Also, it's a year to the day since Spartacus died. I miss him, but I just think about the good times now; the all-night drinking sessions, the philosophical discussions, the licking between his legs.
I should point out that I used to do the first two, and he used to do the last one.
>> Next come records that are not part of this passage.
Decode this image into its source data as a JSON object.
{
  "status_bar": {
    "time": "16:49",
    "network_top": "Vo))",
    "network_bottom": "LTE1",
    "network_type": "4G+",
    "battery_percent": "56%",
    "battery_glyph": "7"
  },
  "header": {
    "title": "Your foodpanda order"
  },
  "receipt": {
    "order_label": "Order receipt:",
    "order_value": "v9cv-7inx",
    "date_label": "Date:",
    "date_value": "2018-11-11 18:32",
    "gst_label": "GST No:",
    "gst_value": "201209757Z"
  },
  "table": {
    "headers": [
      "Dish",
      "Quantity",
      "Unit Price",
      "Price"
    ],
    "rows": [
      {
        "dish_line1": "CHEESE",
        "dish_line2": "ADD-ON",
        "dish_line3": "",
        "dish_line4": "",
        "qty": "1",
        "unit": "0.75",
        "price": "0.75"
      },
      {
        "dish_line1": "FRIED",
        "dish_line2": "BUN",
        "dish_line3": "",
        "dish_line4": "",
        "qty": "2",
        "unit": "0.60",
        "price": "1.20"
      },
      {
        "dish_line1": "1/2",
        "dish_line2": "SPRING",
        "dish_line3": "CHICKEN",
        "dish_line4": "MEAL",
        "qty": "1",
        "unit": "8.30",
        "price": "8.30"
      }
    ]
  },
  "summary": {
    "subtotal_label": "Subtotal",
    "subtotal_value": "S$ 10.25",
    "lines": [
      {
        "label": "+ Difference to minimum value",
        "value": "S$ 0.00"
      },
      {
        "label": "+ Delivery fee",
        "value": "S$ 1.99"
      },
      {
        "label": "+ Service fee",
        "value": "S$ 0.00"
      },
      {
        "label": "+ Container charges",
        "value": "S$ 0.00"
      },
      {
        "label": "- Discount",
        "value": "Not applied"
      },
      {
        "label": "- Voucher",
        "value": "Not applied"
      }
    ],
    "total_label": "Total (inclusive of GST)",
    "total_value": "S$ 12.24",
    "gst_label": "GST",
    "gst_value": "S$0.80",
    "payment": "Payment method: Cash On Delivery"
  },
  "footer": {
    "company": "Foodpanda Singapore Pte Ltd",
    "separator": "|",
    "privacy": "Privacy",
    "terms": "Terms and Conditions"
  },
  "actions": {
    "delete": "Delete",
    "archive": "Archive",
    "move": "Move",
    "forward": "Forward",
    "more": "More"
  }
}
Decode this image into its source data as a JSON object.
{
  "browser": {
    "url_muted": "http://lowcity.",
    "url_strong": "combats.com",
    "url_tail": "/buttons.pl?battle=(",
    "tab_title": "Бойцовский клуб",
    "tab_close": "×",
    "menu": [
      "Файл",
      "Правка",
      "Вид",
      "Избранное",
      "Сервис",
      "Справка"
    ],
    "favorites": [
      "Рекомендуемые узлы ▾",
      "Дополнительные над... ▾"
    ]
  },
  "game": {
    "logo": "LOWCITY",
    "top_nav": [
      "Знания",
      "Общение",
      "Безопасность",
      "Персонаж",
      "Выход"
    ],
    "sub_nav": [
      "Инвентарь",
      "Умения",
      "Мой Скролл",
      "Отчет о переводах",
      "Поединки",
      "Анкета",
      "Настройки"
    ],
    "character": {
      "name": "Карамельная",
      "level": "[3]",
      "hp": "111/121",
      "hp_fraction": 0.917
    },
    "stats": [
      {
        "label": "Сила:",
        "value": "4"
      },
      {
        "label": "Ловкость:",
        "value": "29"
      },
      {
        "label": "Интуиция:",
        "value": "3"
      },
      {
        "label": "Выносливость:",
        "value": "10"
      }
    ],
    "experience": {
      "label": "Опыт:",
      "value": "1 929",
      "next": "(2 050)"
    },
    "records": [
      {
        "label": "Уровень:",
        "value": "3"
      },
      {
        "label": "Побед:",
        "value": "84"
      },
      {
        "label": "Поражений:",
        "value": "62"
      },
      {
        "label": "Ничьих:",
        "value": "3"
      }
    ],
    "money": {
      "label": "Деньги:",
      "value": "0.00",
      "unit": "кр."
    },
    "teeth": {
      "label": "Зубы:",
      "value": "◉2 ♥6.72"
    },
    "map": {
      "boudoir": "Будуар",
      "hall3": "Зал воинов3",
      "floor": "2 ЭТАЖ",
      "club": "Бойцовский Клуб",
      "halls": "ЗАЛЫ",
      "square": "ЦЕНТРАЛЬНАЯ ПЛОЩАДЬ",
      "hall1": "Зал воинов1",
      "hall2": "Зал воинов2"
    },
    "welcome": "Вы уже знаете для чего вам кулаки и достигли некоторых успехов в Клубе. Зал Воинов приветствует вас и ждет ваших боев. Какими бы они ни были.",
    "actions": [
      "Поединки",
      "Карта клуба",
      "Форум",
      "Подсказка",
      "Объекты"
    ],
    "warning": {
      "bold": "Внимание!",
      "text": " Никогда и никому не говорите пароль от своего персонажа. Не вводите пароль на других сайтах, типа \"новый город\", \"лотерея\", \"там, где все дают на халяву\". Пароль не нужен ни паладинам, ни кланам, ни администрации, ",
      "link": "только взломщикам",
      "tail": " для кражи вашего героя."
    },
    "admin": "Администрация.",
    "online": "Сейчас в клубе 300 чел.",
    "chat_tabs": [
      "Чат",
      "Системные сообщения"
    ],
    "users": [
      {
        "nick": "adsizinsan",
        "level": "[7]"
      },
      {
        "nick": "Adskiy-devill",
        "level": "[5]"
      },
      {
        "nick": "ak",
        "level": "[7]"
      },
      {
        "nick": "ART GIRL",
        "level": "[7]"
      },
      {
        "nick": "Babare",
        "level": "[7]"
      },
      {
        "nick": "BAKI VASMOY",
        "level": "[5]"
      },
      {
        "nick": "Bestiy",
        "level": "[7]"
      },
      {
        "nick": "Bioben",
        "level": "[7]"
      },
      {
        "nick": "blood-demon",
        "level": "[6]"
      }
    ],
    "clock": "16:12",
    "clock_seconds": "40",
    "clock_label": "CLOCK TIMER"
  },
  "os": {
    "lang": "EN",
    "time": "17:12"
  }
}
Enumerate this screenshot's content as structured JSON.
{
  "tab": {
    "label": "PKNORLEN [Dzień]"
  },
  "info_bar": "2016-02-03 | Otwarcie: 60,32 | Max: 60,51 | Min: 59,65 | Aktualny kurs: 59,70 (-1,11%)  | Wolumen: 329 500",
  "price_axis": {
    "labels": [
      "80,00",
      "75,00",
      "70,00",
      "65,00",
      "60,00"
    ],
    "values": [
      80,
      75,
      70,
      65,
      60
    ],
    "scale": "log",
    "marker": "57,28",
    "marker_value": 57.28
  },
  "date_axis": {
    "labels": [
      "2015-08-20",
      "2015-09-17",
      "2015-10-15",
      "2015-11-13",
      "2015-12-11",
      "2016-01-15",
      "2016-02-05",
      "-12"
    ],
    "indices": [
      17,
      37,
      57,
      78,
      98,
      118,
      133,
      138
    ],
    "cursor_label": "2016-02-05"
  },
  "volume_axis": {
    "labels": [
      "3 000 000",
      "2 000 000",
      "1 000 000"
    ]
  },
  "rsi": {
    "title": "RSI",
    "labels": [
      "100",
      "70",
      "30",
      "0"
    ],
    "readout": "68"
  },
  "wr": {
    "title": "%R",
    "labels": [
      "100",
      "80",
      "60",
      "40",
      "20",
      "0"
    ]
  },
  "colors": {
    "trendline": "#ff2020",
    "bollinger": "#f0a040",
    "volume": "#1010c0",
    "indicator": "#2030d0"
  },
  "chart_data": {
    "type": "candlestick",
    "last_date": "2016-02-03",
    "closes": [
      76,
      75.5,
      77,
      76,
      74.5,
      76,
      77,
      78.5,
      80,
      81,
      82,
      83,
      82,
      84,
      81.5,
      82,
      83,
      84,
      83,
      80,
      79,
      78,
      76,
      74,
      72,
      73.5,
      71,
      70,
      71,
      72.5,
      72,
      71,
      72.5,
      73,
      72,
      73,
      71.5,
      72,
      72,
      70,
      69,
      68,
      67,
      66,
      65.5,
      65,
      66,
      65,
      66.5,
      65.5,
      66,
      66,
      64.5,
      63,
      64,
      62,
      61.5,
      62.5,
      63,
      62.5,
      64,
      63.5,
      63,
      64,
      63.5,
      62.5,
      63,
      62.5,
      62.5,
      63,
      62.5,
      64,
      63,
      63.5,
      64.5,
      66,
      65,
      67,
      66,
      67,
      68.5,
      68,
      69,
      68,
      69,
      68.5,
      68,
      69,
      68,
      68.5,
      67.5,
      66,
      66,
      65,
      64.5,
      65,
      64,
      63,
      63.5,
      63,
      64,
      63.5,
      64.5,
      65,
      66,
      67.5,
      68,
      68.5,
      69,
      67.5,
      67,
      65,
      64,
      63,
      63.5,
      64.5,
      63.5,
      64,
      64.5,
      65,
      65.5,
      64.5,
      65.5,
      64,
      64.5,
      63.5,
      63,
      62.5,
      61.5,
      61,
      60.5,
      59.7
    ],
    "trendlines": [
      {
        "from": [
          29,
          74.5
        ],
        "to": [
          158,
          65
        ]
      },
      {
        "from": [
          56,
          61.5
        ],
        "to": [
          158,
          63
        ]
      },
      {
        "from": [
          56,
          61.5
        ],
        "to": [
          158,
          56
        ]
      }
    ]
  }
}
I stuck my head out of the kitchen door for a little fresh air last night. It was a cool evening, with stars twinkling between the clouds. It was quiet as usual - my house has a back yard whose gate opens onto an alley overlooked by an old factory. Ten minutes later I did the same to be greeted by a raging inferno. The yard of number 10, the house two doors down, was ablaze, and flames stretched over ten feet into the air. I called the fire brigade and they arrived in a few minutes, battling the blaze. In the meantime I introduced myself to my next-door neighbour from number 18 and we discussed the unwelcome excitement. Apparently 10 is empty, and the problem seems to be with 8, whose fence was burning merrily. She told me that the occupants are a bunch of smackheads who have been resisting court eviction notices, and that this could well have been a vigilante attack. As I watched the firemen drag a fire-chewed sofa into the alley, I found this terrifying. I've lived here for three months and kept pretty much to myself. Who's to say that I won't inadvertently incur the wrath of the same people who torched the back yard? I don't know who's worse - the smackheads or the vigilante chavs. It then occurred to me that of all the places I've lived over the last twelve years, deliberate fires have been started within 50 feet of all but one. That's more terrifying.